* [HOW TO COMPLETE THIS TASK]:
For the data below, count the lines that have the string "Google" and state that number by itself.

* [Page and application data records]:
*-*-*

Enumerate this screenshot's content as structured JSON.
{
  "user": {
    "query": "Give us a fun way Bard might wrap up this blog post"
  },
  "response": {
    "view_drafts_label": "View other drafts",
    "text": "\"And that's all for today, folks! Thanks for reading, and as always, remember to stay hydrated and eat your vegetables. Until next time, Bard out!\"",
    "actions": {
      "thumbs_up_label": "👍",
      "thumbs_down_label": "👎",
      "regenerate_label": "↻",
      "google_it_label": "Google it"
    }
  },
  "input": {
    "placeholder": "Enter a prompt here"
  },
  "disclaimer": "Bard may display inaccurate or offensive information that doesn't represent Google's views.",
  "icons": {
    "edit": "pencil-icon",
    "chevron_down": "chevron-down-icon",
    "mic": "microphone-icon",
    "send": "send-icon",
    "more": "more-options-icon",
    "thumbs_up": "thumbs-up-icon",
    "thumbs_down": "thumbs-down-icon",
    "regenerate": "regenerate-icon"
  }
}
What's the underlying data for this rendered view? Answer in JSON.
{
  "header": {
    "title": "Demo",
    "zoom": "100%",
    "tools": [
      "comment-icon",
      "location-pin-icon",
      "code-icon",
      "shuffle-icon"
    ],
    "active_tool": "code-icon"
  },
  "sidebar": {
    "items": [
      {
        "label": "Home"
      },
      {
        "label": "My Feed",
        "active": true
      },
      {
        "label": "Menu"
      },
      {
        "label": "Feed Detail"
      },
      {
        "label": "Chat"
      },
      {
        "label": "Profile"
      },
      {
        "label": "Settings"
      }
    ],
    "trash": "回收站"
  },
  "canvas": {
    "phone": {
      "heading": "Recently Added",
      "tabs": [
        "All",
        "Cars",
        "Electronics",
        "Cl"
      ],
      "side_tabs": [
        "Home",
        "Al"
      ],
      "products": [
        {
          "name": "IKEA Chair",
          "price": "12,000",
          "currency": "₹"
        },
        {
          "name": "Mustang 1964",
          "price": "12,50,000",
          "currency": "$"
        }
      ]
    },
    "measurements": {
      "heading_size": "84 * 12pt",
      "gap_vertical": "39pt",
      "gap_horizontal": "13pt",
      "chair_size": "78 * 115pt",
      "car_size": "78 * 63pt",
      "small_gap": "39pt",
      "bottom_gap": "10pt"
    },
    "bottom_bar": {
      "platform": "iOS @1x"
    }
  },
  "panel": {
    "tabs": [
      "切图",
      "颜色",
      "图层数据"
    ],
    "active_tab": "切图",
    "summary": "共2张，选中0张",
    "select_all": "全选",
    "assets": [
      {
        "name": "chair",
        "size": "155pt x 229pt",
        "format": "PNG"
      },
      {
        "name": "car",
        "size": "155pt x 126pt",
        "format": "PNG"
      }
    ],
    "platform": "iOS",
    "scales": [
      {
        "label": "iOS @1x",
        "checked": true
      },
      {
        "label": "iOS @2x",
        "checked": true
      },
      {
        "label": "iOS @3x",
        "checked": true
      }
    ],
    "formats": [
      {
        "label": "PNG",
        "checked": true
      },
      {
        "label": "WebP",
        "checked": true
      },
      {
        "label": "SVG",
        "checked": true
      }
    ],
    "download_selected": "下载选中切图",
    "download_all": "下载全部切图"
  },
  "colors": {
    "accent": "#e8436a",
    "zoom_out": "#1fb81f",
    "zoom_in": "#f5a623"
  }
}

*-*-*

* [ANSWER AREA]:
2